; ISBN: 1-55022-714-9
Author Jason Anderson was inspired to write Showbiz when he read an article in Entertainment Weekly about Vaughn Meader -- the most famous man no one has ever heard of. Meader was once one of the biggest-selling recording artists of all time, as a Kennedy impersonator, cracking lighthearted jokes at the president's expense. On November 22, 1963, his career died along with the president. After JFK's assassination, no one wanted to hear about Kennedy, and certainly didn't want to hear any jokes about him. Meader went from being the second most famous man in America to a nobody overnight.

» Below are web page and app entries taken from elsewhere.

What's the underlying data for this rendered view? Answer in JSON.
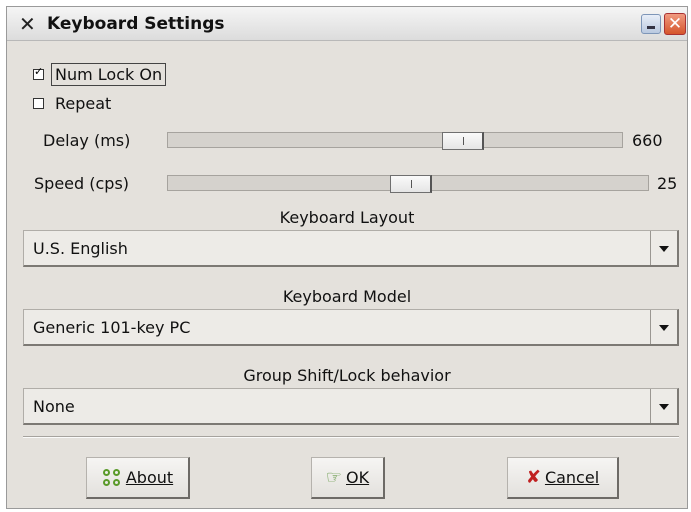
{
  "window": {
    "title": "Keyboard Settings",
    "close_glyph": "X"
  },
  "options": {
    "num_lock_label": "Num Lock On",
    "num_lock_checked": true,
    "repeat_label": "Repeat",
    "repeat_checked": false
  },
  "delay": {
    "label": "Delay (ms)",
    "value": "660"
  },
  "speed": {
    "label": "Speed (cps)",
    "value": "25"
  },
  "layout": {
    "label": "Keyboard Layout",
    "selected": "U.S. English"
  },
  "model": {
    "label": "Keyboard Model",
    "selected": "Generic 101-key PC"
  },
  "group_shift": {
    "label": "Group Shift/Lock behavior",
    "selected": "None"
  },
  "buttons": {
    "about_label": "About",
    "ok_label": "OK",
    "cancel_label": "Cancel"
  },
  "icons": {
    "window_icon": "x-logo-icon",
    "minimize": "minimize-icon",
    "close": "close-icon",
    "about": "about-icon",
    "ok": "ok-hand-icon",
    "cancel": "cancel-x-icon"
  }
}
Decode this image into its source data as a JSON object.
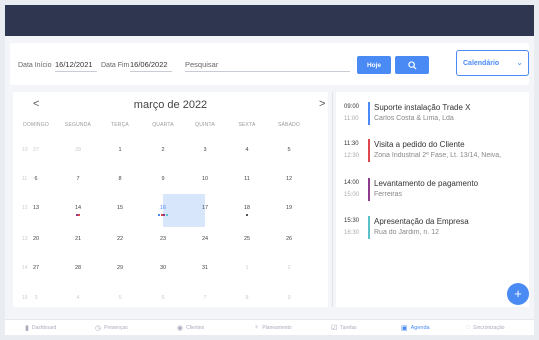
{
  "filters": {
    "start_label": "Data Início",
    "start_value": "16/12/2021",
    "end_label": "Data Fim",
    "end_value": "16/06/2022",
    "search_placeholder": "Pesquisar",
    "today_label": "Hoje",
    "view_select": "Calendário"
  },
  "calendar": {
    "month_title": "março de 2022",
    "prev": "<",
    "next": ">",
    "weekdays": [
      "DOMINGO",
      "SEGUNDA",
      "TERÇA",
      "QUARTA",
      "QUINTA",
      "SEXTA",
      "SÁBADO"
    ],
    "weeks": [
      {
        "num": "10",
        "days": [
          "27",
          "28",
          "1",
          "2",
          "3",
          "4",
          "5"
        ]
      },
      {
        "num": "11",
        "days": [
          "6",
          "7",
          "8",
          "9",
          "10",
          "11",
          "12"
        ]
      },
      {
        "num": "12",
        "days": [
          "13",
          "14",
          "15",
          "16",
          "17",
          "18",
          "19"
        ]
      },
      {
        "num": "13",
        "days": [
          "20",
          "21",
          "22",
          "23",
          "24",
          "25",
          "26"
        ]
      },
      {
        "num": "14",
        "days": [
          "27",
          "28",
          "29",
          "30",
          "31",
          "1",
          "2"
        ]
      },
      {
        "num": "15",
        "days": [
          "3",
          "4",
          "5",
          "6",
          "7",
          "8",
          "9"
        ]
      }
    ],
    "selected_day": "16",
    "colors": {
      "accent": "#4a8af4",
      "red": "#e0474c",
      "purple": "#8e3b8f",
      "teal": "#5bc0c8",
      "dark": "#555555"
    }
  },
  "events": [
    {
      "start": "09:00",
      "end": "11:00",
      "title": "Suporte instalação Trade X",
      "subtitle": "Carlos Costa & Lima, Lda",
      "color": "#4a8af4"
    },
    {
      "start": "11:30",
      "end": "12:30",
      "title": "Visita a pedido do Cliente",
      "subtitle": "Zona Industrial 2ª Fase, Lt. 13/14, Neiva,",
      "color": "#e0474c"
    },
    {
      "start": "14:00",
      "end": "15:00",
      "title": "Levantamento de pagamento",
      "subtitle": "Ferreiras",
      "color": "#8e3b8f"
    },
    {
      "start": "15:30",
      "end": "16:30",
      "title": "Apresentação da Empresa",
      "subtitle": "Rua do Jardim, n. 12",
      "color": "#5bc0c8"
    }
  ],
  "fab_label": "+",
  "bottom_nav": [
    {
      "label": "Dashboard",
      "icon": "bar-chart-icon"
    },
    {
      "label": "Presenças",
      "icon": "clock-icon"
    },
    {
      "label": "Clientes",
      "icon": "user-icon"
    },
    {
      "label": "Planeamento",
      "icon": "bulb-icon"
    },
    {
      "label": "Tarefas",
      "icon": "check-icon"
    },
    {
      "label": "Agenda",
      "icon": "calendar-icon"
    },
    {
      "label": "Sincronização",
      "icon": "sync-icon"
    }
  ]
}
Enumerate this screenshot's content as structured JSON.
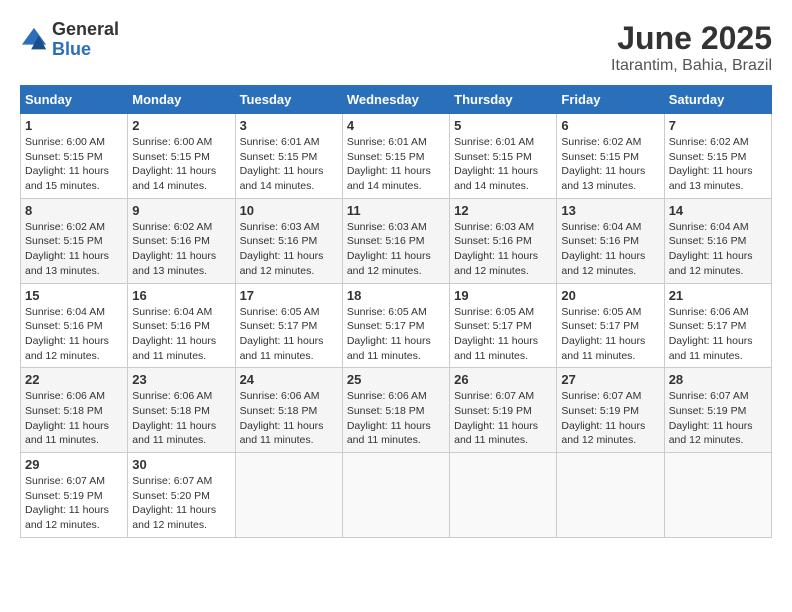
{
  "header": {
    "logo_general": "General",
    "logo_blue": "Blue",
    "title": "June 2025",
    "subtitle": "Itarantim, Bahia, Brazil"
  },
  "calendar": {
    "days_of_week": [
      "Sunday",
      "Monday",
      "Tuesday",
      "Wednesday",
      "Thursday",
      "Friday",
      "Saturday"
    ],
    "weeks": [
      [
        null,
        {
          "day": "2",
          "sunrise": "Sunrise: 6:00 AM",
          "sunset": "Sunset: 5:15 PM",
          "daylight": "Daylight: 11 hours and 14 minutes."
        },
        {
          "day": "3",
          "sunrise": "Sunrise: 6:01 AM",
          "sunset": "Sunset: 5:15 PM",
          "daylight": "Daylight: 11 hours and 14 minutes."
        },
        {
          "day": "4",
          "sunrise": "Sunrise: 6:01 AM",
          "sunset": "Sunset: 5:15 PM",
          "daylight": "Daylight: 11 hours and 14 minutes."
        },
        {
          "day": "5",
          "sunrise": "Sunrise: 6:01 AM",
          "sunset": "Sunset: 5:15 PM",
          "daylight": "Daylight: 11 hours and 14 minutes."
        },
        {
          "day": "6",
          "sunrise": "Sunrise: 6:02 AM",
          "sunset": "Sunset: 5:15 PM",
          "daylight": "Daylight: 11 hours and 13 minutes."
        },
        {
          "day": "7",
          "sunrise": "Sunrise: 6:02 AM",
          "sunset": "Sunset: 5:15 PM",
          "daylight": "Daylight: 11 hours and 13 minutes."
        }
      ],
      [
        {
          "day": "1",
          "sunrise": "Sunrise: 6:00 AM",
          "sunset": "Sunset: 5:15 PM",
          "daylight": "Daylight: 11 hours and 15 minutes."
        },
        null,
        null,
        null,
        null,
        null,
        null
      ],
      [
        {
          "day": "8",
          "sunrise": "Sunrise: 6:02 AM",
          "sunset": "Sunset: 5:15 PM",
          "daylight": "Daylight: 11 hours and 13 minutes."
        },
        {
          "day": "9",
          "sunrise": "Sunrise: 6:02 AM",
          "sunset": "Sunset: 5:16 PM",
          "daylight": "Daylight: 11 hours and 13 minutes."
        },
        {
          "day": "10",
          "sunrise": "Sunrise: 6:03 AM",
          "sunset": "Sunset: 5:16 PM",
          "daylight": "Daylight: 11 hours and 12 minutes."
        },
        {
          "day": "11",
          "sunrise": "Sunrise: 6:03 AM",
          "sunset": "Sunset: 5:16 PM",
          "daylight": "Daylight: 11 hours and 12 minutes."
        },
        {
          "day": "12",
          "sunrise": "Sunrise: 6:03 AM",
          "sunset": "Sunset: 5:16 PM",
          "daylight": "Daylight: 11 hours and 12 minutes."
        },
        {
          "day": "13",
          "sunrise": "Sunrise: 6:04 AM",
          "sunset": "Sunset: 5:16 PM",
          "daylight": "Daylight: 11 hours and 12 minutes."
        },
        {
          "day": "14",
          "sunrise": "Sunrise: 6:04 AM",
          "sunset": "Sunset: 5:16 PM",
          "daylight": "Daylight: 11 hours and 12 minutes."
        }
      ],
      [
        {
          "day": "15",
          "sunrise": "Sunrise: 6:04 AM",
          "sunset": "Sunset: 5:16 PM",
          "daylight": "Daylight: 11 hours and 12 minutes."
        },
        {
          "day": "16",
          "sunrise": "Sunrise: 6:04 AM",
          "sunset": "Sunset: 5:16 PM",
          "daylight": "Daylight: 11 hours and 11 minutes."
        },
        {
          "day": "17",
          "sunrise": "Sunrise: 6:05 AM",
          "sunset": "Sunset: 5:17 PM",
          "daylight": "Daylight: 11 hours and 11 minutes."
        },
        {
          "day": "18",
          "sunrise": "Sunrise: 6:05 AM",
          "sunset": "Sunset: 5:17 PM",
          "daylight": "Daylight: 11 hours and 11 minutes."
        },
        {
          "day": "19",
          "sunrise": "Sunrise: 6:05 AM",
          "sunset": "Sunset: 5:17 PM",
          "daylight": "Daylight: 11 hours and 11 minutes."
        },
        {
          "day": "20",
          "sunrise": "Sunrise: 6:05 AM",
          "sunset": "Sunset: 5:17 PM",
          "daylight": "Daylight: 11 hours and 11 minutes."
        },
        {
          "day": "21",
          "sunrise": "Sunrise: 6:06 AM",
          "sunset": "Sunset: 5:17 PM",
          "daylight": "Daylight: 11 hours and 11 minutes."
        }
      ],
      [
        {
          "day": "22",
          "sunrise": "Sunrise: 6:06 AM",
          "sunset": "Sunset: 5:18 PM",
          "daylight": "Daylight: 11 hours and 11 minutes."
        },
        {
          "day": "23",
          "sunrise": "Sunrise: 6:06 AM",
          "sunset": "Sunset: 5:18 PM",
          "daylight": "Daylight: 11 hours and 11 minutes."
        },
        {
          "day": "24",
          "sunrise": "Sunrise: 6:06 AM",
          "sunset": "Sunset: 5:18 PM",
          "daylight": "Daylight: 11 hours and 11 minutes."
        },
        {
          "day": "25",
          "sunrise": "Sunrise: 6:06 AM",
          "sunset": "Sunset: 5:18 PM",
          "daylight": "Daylight: 11 hours and 11 minutes."
        },
        {
          "day": "26",
          "sunrise": "Sunrise: 6:07 AM",
          "sunset": "Sunset: 5:19 PM",
          "daylight": "Daylight: 11 hours and 11 minutes."
        },
        {
          "day": "27",
          "sunrise": "Sunrise: 6:07 AM",
          "sunset": "Sunset: 5:19 PM",
          "daylight": "Daylight: 11 hours and 12 minutes."
        },
        {
          "day": "28",
          "sunrise": "Sunrise: 6:07 AM",
          "sunset": "Sunset: 5:19 PM",
          "daylight": "Daylight: 11 hours and 12 minutes."
        }
      ],
      [
        {
          "day": "29",
          "sunrise": "Sunrise: 6:07 AM",
          "sunset": "Sunset: 5:19 PM",
          "daylight": "Daylight: 11 hours and 12 minutes."
        },
        {
          "day": "30",
          "sunrise": "Sunrise: 6:07 AM",
          "sunset": "Sunset: 5:20 PM",
          "daylight": "Daylight: 11 hours and 12 minutes."
        },
        null,
        null,
        null,
        null,
        null
      ]
    ]
  }
}
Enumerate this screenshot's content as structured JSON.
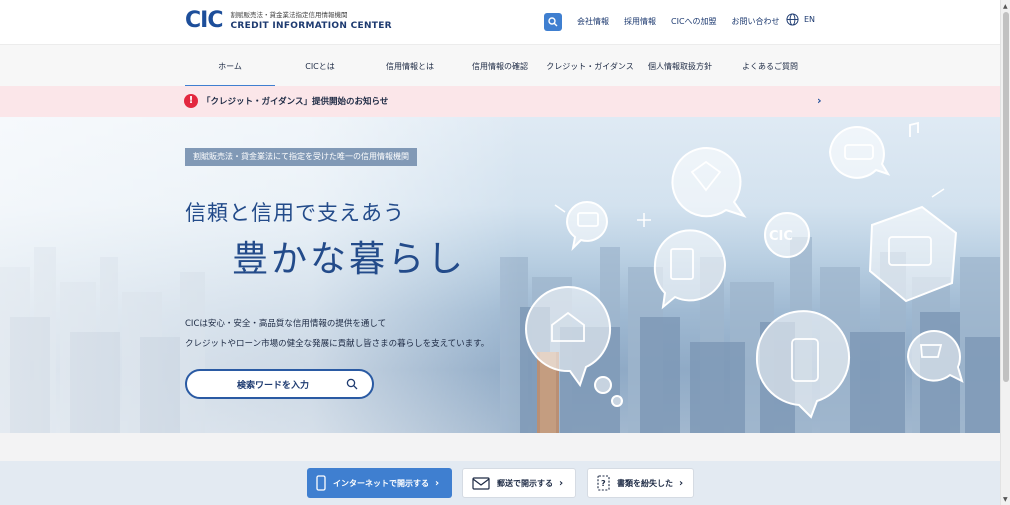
{
  "header": {
    "logo_mark": "CIC",
    "logo_sub": "割賦販売法・貸金業法指定信用情報機関",
    "logo_name": "CREDIT INFORMATION CENTER",
    "links": [
      "会社情報",
      "採用情報",
      "CICへの加盟",
      "お問い合わせ"
    ],
    "lang": "EN"
  },
  "nav": {
    "items": [
      "ホーム",
      "CICとは",
      "信用情報とは",
      "信用情報の確認",
      "クレジット・ガイダンス",
      "個人情報取扱方針",
      "よくあるご質問"
    ],
    "active": "ホーム"
  },
  "notice": {
    "text": "「クレジット・ガイダンス」提供開始のお知らせ",
    "icon": "exclamation-icon"
  },
  "hero": {
    "badge": "割賦販売法・貸金業法にて指定を受けた唯一の信用情報機関",
    "copy1": "信頼と信用で支えあう",
    "copy2": "豊かな暮らし",
    "desc1": "CICは安心・安全・高品質な信用情報の提供を通して",
    "desc2": "クレジットやローン市場の健全な発展に貢献し皆さまの暮らしを支えています。",
    "search_placeholder": "検索ワードを入力",
    "bubble_label": "CIC"
  },
  "bottom": {
    "buttons": [
      "インターネットで開示する",
      "郵送で開示する",
      "書類を紛失した"
    ]
  },
  "colors": {
    "brand": "#1d4e9a",
    "accent": "#3f7fd0",
    "notice_bg": "#fbe6e9",
    "alert": "#e3283f"
  }
}
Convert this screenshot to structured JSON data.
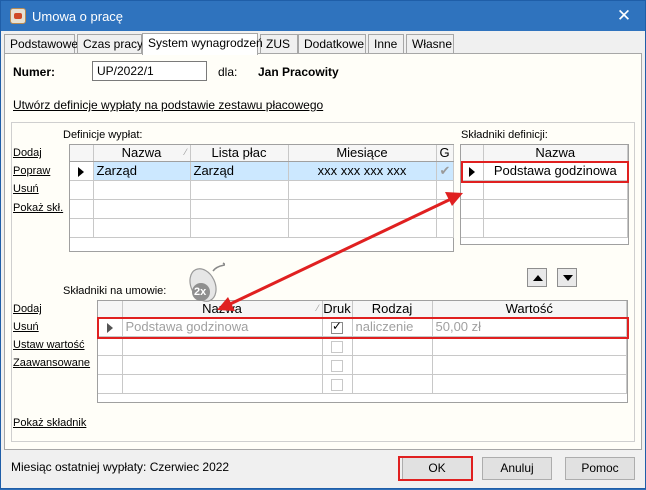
{
  "window": {
    "title": "Umowa o pracę"
  },
  "tabs": [
    "Podstawowe",
    "Czas pracy",
    "System wynagrodzeń",
    "ZUS",
    "Dodatkowe",
    "Inne",
    "Własne"
  ],
  "header": {
    "numer_label": "Numer:",
    "numer_value": "UP/2022/1",
    "dla_label": "dla:",
    "dla_value": "Jan Pracowity"
  },
  "create_link": "Utwórz definicje wypłaty na podstawie zestawu płacowego",
  "definitions": {
    "label": "Definicje wypłat:",
    "actions": [
      "Dodaj",
      "Popraw",
      "Usuń",
      "Pokaż skł."
    ],
    "columns": [
      "Nazwa",
      "Lista płac",
      "Miesiące",
      "G"
    ],
    "rows": [
      {
        "nazwa": "Zarząd",
        "lista": "Zarząd",
        "miesiace": "xxx xxx xxx xxx",
        "g": "✔"
      }
    ]
  },
  "def_components": {
    "label": "Składniki definicji:",
    "column": "Nazwa",
    "rows": [
      "Podstawa godzinowa"
    ]
  },
  "contract_components": {
    "label": "Składniki na umowie:",
    "actions": [
      "Dodaj",
      "Usuń",
      "Ustaw wartość",
      "Zaawansowane"
    ],
    "columns": [
      "Nazwa",
      "Druk",
      "Rodzaj",
      "Wartość"
    ],
    "rows": [
      {
        "nazwa": "Podstawa godzinowa",
        "druk": true,
        "rodzaj": "naliczenie",
        "wartosc": "50,00 zł"
      }
    ],
    "show_link": "Pokaż składnik"
  },
  "overlay": {
    "mouse_badge": "2x"
  },
  "status": {
    "text": "Miesiąc ostatniej wypłaty: Czerwiec 2022"
  },
  "buttons": {
    "ok": "OK",
    "cancel": "Anuluj",
    "help": "Pomoc"
  },
  "colors": {
    "titlebar": "#2f73be",
    "highlight": "#e02020",
    "selection": "#cce8ff"
  },
  "icons": [
    "app-icon",
    "close-icon",
    "row-indicator-icon",
    "move-up-icon",
    "move-down-icon",
    "mouse-double-click-icon"
  ]
}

In Showbiz, Anderson creates an alternate universe where a young journalist named Nathan (a Canuck who lives in New York, even though his visa has run out) finds an old record by someone named Jimmy Wynn in a used record store. He takes it home and listens to it and discovers he was an impersonator of President Cannon, a much-beloved president who was assassinated in New Orleans in 1963. Nathan pitches a story to The Betsey, a magazine devoted to all things Cannon. Wynn's career stopped dead the moment the president was killed, and Nathan sets out to find him by tracking down friends of his, including a man who worked with a mobster in Las Vegas where Wynn hung out with Cannon's "Nevada Delegation"; Lenny Bruce, who, after being a subversive comedy act in the 1960s cleaned up and became a regular on game shows in the 1970s and 80s; Rose, who had headed up an all-girl band when she was a teenager and has a strange connection to Wynn; David Maher, an illusionist known for his strange stunts that stretch the human body to its limits, and many others. As he gets closer to discovering the truth about what happened to Jimmy Wynn, he also discovers someone doesn't want him to get too close. Just as he's about to shed some light on one of the greatest conspiracy theories of all time, he must make a choice between getting the story, or saving his life.
"A whimsical roman a clef."
- Literary Review of Canada
"Showbiz ... is tightly written, full of wacky characters, fun, an adventure for reader and main character alike, and a page turner. ... This is a really good first book."?
- Prairie Fire
"Dozens of laugh-out loud moments ... Showbiz is a fun read and a solid first novel by Anderson."
- The (Montreal) Gazette
"Nervy, funny Showbiz is as flash as a pinkie ring and as sharp as a sharkskin suit. It also has heart, because Anderson has made us care about the two main characters.... Anderson's mimicry of the Camelot years is flawless, and there's a lot of pleasure to be had in spotting the real-life notables who have walk-on parts under other names."
- Quill & Quire
"Anderson demonstrates a powerful imagination and a low-key sense of humour in his 'factional' tale of celebrity, failure and the dangers in remembering things better left forgotten."
- This Magazine
"An ironic homage to America's golden era of entertainment."
- Eye Weekly
"A smart dark comedy."
- Toro Magazine